Moral and Technological Progress 2
It’s difficult to question the progress of technology and science. However, during the aptly named Progressive Era, the inexorable march of sci/tech became confused with the inexorable march of moral progress. The two shapes of time—moral and technological progress—became interlinked. Looking back at this interlinkage, i find much to admire in its resultant philosophy. I don’t agree with it entirely, of course, but it’s better than the progressivism of today. A Cathedral cleric writes about it disapprovingly:
It is a Whiggish temptation to regard progressive thought of a century ago as akin to contemporary progressivism. But, befitting the protean nature of the American reform tradition, the original progressives entertained views that today’s progressives, if they knew of them, would reject as decidedly unprogressive. In particular, the progressives of a century ago viewed the industrial poor and other economically marginal groups with great ambivalence. Progressive Era economic reform saw the poor as victims in need of uplift but also as threats requiring social control, a fundamental tension that manifested itself most conspicuously in the appeal to inferior heredity as a scientific basis for distinguishing the poor worthy of uplift from the poor who should be regarded as threats to economic health and well-being.
So, while progressives did advocate for labor, they also depicted many groups of workers as undeserving of uplift, indeed as the cause rather than the consequence of low wages. While progressives did advocate for women’s rights, they also promoted a vision of economic and family life that would remove women from the labor force, the better to meet women’s obligations to be “mothers of the race,” and to defer to the “family wage”. While progressives did oppose biological defenses of laissez-faire, many also advocated eugenics, the social control of human heredity (Leonard 2005b). While progressives did advocate for peace, some founded their opposition to war on its putatively dysgenic effects, and others championed American military expansion into Cuba and the Philippines, and the country’s entry into the First World War. And, while progressives did seek to check corporate power, many also admired the scientifically planned corporation of Frederick Winslow Taylor, even regarding it as an organizational exemplar for their program of reform. Viewed from today, it is the original progressives’ embrace of human hierarchy that seems most objectionable. American Progressive Era eugenics was predicated upon human hierarchy, and the Progressive Era reformers drawn to eugenics believed that some human groups were inferior to others, and that evolutionary science explained and justified their theories of human hierarchy.

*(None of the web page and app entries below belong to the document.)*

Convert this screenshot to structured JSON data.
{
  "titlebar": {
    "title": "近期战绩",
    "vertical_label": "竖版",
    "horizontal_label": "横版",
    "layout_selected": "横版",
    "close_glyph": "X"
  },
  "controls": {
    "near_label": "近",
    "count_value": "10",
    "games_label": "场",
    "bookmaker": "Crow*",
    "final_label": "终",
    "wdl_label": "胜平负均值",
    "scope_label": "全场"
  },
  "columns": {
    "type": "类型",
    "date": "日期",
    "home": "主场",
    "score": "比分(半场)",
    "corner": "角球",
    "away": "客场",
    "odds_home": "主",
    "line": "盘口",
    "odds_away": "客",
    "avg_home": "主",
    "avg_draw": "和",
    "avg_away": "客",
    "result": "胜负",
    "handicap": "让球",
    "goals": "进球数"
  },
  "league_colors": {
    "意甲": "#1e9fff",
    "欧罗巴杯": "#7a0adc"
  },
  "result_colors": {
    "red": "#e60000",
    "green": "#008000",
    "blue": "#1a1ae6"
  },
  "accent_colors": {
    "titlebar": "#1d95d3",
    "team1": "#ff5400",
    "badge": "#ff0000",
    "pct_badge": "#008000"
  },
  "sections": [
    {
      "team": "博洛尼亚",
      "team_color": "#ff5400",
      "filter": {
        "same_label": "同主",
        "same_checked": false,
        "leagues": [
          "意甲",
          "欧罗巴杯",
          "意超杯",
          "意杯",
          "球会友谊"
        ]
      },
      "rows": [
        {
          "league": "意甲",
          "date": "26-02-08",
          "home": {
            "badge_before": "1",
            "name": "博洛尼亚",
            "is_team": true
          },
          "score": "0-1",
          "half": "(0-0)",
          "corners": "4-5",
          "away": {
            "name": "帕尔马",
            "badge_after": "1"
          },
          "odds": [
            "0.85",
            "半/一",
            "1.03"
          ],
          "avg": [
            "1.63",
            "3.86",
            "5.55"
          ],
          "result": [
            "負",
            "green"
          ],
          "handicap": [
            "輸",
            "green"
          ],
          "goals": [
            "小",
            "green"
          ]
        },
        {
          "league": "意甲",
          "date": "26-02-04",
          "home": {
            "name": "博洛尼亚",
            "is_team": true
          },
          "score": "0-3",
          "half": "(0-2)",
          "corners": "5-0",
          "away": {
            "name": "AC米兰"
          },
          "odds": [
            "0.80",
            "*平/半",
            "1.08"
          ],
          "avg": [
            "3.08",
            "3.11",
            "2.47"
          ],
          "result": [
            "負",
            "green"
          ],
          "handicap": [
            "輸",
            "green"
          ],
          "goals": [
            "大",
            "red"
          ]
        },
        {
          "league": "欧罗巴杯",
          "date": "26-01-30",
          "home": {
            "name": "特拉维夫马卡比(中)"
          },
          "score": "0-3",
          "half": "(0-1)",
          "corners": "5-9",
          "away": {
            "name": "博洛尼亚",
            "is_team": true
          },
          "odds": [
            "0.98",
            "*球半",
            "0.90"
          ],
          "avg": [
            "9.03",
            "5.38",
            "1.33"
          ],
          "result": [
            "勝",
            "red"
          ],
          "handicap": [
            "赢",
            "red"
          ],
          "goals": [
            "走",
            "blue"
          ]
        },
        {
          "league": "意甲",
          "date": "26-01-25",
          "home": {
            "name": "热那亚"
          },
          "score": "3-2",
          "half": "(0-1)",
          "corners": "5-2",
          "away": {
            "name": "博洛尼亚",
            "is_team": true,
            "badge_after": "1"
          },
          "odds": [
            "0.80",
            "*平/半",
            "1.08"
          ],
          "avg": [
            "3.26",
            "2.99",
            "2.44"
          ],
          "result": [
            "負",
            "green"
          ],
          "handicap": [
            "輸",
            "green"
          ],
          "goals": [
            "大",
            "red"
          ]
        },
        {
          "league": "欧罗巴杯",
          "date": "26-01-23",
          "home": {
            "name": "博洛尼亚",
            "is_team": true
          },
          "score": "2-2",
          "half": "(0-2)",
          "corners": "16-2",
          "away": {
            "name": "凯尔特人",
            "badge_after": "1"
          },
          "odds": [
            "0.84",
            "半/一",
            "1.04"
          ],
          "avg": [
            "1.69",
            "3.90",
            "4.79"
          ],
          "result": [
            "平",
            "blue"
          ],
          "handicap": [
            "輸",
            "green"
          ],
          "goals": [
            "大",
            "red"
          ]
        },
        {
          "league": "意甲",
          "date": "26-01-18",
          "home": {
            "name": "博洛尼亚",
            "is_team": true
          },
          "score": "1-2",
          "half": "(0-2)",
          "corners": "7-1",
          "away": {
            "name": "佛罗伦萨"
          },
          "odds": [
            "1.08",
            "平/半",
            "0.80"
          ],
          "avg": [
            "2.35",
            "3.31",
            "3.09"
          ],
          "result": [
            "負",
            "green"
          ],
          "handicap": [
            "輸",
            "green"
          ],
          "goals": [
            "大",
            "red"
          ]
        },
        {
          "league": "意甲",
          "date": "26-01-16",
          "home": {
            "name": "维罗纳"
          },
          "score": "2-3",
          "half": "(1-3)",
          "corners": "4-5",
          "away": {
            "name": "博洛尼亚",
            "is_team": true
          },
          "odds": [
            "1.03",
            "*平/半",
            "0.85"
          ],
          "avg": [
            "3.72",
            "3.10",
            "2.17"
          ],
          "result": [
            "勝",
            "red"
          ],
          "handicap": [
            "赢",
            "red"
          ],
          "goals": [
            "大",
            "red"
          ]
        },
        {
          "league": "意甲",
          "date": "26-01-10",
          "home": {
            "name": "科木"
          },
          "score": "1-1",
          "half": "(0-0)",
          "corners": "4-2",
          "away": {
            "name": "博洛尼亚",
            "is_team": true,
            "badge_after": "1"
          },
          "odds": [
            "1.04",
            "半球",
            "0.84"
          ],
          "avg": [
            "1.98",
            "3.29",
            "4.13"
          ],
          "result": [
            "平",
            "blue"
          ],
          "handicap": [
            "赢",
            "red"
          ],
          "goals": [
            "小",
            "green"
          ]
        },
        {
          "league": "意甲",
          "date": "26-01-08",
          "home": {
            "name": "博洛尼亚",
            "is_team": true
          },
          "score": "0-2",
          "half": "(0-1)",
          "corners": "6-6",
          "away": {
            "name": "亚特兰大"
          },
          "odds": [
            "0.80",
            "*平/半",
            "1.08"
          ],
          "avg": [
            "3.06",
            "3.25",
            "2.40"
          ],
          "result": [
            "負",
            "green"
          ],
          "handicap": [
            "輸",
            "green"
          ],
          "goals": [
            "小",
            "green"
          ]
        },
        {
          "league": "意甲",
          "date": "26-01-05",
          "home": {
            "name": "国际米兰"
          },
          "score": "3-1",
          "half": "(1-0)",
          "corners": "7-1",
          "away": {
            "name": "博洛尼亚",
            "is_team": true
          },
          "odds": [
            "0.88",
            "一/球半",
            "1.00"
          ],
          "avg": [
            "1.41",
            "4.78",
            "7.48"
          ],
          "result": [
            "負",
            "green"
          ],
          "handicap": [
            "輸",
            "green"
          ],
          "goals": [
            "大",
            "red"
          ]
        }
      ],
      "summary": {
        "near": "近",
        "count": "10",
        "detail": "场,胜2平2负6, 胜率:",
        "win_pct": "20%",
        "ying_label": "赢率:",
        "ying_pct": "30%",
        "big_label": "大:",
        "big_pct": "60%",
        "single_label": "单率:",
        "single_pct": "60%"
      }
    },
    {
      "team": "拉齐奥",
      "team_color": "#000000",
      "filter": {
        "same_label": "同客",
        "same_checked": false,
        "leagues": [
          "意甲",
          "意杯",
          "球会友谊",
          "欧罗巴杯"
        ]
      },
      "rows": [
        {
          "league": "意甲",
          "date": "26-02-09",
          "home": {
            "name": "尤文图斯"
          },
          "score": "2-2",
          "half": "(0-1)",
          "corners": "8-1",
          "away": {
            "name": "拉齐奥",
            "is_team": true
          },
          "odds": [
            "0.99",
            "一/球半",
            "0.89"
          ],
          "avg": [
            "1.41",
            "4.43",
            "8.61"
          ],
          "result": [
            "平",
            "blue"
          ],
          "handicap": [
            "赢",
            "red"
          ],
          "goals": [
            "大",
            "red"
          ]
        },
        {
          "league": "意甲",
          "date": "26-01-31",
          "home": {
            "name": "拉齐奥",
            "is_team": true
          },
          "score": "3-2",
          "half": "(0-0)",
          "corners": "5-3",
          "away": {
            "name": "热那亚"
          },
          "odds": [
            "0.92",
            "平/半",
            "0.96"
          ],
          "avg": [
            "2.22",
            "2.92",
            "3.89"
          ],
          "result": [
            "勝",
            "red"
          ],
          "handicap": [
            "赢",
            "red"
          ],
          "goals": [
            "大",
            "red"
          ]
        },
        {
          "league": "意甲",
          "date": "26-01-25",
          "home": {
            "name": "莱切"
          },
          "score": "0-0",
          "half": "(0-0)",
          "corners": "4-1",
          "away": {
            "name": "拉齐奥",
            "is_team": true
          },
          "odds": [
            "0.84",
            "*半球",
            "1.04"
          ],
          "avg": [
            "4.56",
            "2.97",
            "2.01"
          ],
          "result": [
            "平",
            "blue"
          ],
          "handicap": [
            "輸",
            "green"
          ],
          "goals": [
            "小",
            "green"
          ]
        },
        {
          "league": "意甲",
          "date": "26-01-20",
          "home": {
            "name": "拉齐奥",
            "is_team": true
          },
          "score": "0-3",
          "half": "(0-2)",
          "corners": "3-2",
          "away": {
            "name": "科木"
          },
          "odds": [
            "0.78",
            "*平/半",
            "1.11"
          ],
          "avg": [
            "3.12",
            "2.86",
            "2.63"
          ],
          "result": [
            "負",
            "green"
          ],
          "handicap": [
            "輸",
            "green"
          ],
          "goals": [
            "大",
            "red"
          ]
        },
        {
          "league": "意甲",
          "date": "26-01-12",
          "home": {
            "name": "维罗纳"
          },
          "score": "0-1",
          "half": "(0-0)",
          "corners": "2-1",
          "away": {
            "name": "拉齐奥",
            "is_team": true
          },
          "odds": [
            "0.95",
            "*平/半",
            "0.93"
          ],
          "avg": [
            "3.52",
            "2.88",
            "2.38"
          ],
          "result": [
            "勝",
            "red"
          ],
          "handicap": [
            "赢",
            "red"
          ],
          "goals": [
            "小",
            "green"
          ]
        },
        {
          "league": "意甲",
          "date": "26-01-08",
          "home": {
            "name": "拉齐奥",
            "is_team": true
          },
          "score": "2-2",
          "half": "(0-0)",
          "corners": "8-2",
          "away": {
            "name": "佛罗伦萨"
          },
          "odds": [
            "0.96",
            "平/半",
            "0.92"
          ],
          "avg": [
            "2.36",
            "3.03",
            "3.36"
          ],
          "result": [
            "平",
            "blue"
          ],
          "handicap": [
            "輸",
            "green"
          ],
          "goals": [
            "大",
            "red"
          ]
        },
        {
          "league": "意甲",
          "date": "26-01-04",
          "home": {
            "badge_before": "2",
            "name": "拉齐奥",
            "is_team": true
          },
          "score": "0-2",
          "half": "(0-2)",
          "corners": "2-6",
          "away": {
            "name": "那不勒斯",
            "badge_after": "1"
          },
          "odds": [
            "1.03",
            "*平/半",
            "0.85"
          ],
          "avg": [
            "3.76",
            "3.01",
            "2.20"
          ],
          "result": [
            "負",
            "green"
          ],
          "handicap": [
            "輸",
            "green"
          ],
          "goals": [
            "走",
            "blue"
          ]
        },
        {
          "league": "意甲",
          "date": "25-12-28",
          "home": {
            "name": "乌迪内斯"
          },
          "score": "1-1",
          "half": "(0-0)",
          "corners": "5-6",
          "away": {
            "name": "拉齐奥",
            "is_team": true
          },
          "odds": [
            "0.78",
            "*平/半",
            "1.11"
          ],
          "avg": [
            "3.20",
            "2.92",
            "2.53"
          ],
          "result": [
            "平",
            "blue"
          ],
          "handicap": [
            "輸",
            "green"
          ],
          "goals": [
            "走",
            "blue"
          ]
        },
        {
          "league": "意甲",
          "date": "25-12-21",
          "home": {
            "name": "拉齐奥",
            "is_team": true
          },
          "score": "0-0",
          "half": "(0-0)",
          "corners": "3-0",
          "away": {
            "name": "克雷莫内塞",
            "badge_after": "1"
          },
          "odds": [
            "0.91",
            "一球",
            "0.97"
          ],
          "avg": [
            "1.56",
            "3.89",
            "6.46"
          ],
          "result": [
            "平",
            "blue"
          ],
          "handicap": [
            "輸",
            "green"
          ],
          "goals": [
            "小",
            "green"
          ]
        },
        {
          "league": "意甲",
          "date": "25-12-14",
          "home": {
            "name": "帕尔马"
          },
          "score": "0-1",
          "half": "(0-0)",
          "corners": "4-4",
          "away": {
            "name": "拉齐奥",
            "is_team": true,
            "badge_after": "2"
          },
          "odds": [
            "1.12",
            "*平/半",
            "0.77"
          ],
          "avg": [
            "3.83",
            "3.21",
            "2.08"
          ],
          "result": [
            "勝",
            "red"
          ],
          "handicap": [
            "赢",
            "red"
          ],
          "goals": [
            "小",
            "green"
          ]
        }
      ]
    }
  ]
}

It sounds to me like the progressivism of the Progressive Era had yet to become one-eyed. Scientific and moral progress were coupled together, which meant that, for a brief moment in American history, one ideal kept the other’s excesses in check. This explains people like Margaret Sanger, who believed in the moral progress of racial equality but also realized that, empirically, the best way to achieve racial equality was through serious eugenic policies for blacks.
Today, in practice and in reality, moral and scientific progress are completely de-coupled. This explains people like [insert random progressive here], who believe in the moral progress of racial equality but have no empirical foundation for bringing it about, and so resort to a magical defensive tactic (“institutional racism!”) to explain why the good magic hasn’t happened yet. Today’s progressives are often outright hostile to notions of scientific progress.
Nevertheless, despite the reality, in today’s progressive and popular imaginations, moral and technological progress still are one and the same, inextricably linked. This is an epiphany I had while teaching class today. I overheard some students talking, and they seemed to reject a right-wing position as quickly and thoughtlessly as though they were rejecting the use of horse-and-buggy as a means of transportation to tonight’s sorority party. “Oh, people just don’t think that way anymore” or “We’ve moved beyond that kind of philistine thought” or “That is so how my grandfather talks!” As though notions of sovereign borders were as quaint as Ptolemaic cosmology.
Moral and technological progress are two non-overlapping time-shapes. The latter is empirically observable, the former is either a fiction or a temporary reprieve from Hobbesian violence safeguarded by high-trust civilizations. In the American Progressive Era, they were coupled together, with interesting and not entirely unsatisfactory results. Today, we operate only with the Progressive Era’s belief in moral progress, but this belief is, among the progressive elite, de-coupled from a concomitant belief in scientific and technological progress. No more checks and balances. The one-eyed, headlong pursuit of the Moral Prize hurtles us toward Left Singularity.